• **RECORDS SUPPLIED**
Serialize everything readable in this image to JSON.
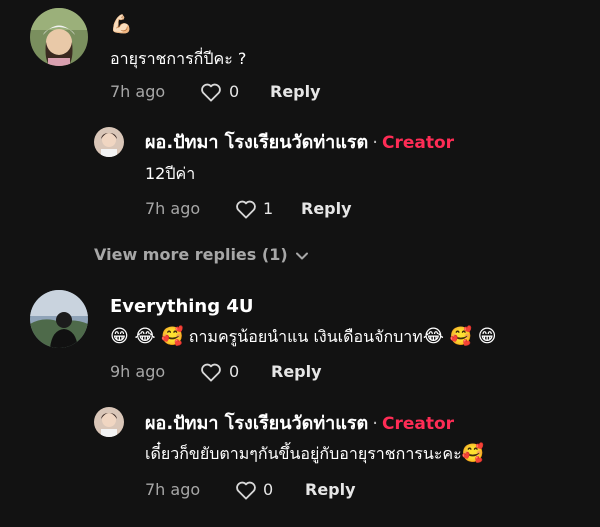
{
  "thread1": {
    "top": {
      "name_emoji": "💪🏻",
      "text": "อายุราชการกี่ปีคะ ?",
      "time": "7h ago",
      "likes": "0",
      "reply_label": "Reply"
    },
    "reply": {
      "name": "ผอ.ปัทมา โรงเรียนวัดท่าแรต",
      "separator": "·",
      "badge": "Creator",
      "text": "12ปีค่า",
      "time": "7h ago",
      "likes": "1",
      "reply_label": "Reply"
    },
    "view_more": "View more replies (1)"
  },
  "thread2": {
    "top": {
      "name": "Everything 4U",
      "text_emoji_1": "😁 😂 🥰",
      "text": "ถามครูน้อยนำแน เงินเดือนจักบาท",
      "text_emoji_2": "😂 🥰 😁",
      "time": "9h ago",
      "likes": "0",
      "reply_label": "Reply"
    },
    "reply": {
      "name": "ผอ.ปัทมา โรงเรียนวัดท่าแรต",
      "separator": "·",
      "badge": "Creator",
      "text": "เดี๋ยวก็ขยับตามๆกันขึ้นอยู่กับอายุราชการนะคะ",
      "text_emoji": "🥰",
      "time": "7h ago",
      "likes": "0",
      "reply_label": "Reply"
    }
  },
  "icons": {
    "like": "heart-outline-icon",
    "expand": "chevron-down-icon"
  },
  "colors": {
    "background": "#121212",
    "creator_badge": "#fe2c55",
    "secondary_text": "#a7a7a7"
  }
}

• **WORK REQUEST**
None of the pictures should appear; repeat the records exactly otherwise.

• **TASK RESULT**
Serialize everything readable in this image to JSON.
{
  "thread1": {
    "top": {
      "name_emoji": "💪🏻",
      "text": "อายุราชการกี่ปีคะ ?",
      "time": "7h ago",
      "likes": "0",
      "reply_label": "Reply"
    },
    "reply": {
      "name": "ผอ.ปัทมา โรงเรียนวัดท่าแรต",
      "separator": "·",
      "badge": "Creator",
      "text": "12ปีค่า",
      "time": "7h ago",
      "likes": "1",
      "reply_label": "Reply"
    },
    "view_more": "View more replies (1)"
  },
  "thread2": {
    "top": {
      "name": "Everything 4U",
      "text_emoji_1": "😁 😂 🥰",
      "text": "ถามครูน้อยนำแน เงินเดือนจักบาท",
      "text_emoji_2": "😂 🥰 😁",
      "time": "9h ago",
      "likes": "0",
      "reply_label": "Reply"
    },
    "reply": {
      "name": "ผอ.ปัทมา โรงเรียนวัดท่าแรต",
      "separator": "·",
      "badge": "Creator",
      "text": "เดี๋ยวก็ขยับตามๆกันขึ้นอยู่กับอายุราชการนะคะ",
      "text_emoji": "🥰",
      "time": "7h ago",
      "likes": "0",
      "reply_label": "Reply"
    }
  },
  "icons": {
    "like": "heart-outline-icon",
    "expand": "chevron-down-icon"
  },
  "colors": {
    "background": "#121212",
    "creator_badge": "#fe2c55",
    "secondary_text": "#a7a7a7"
  }
}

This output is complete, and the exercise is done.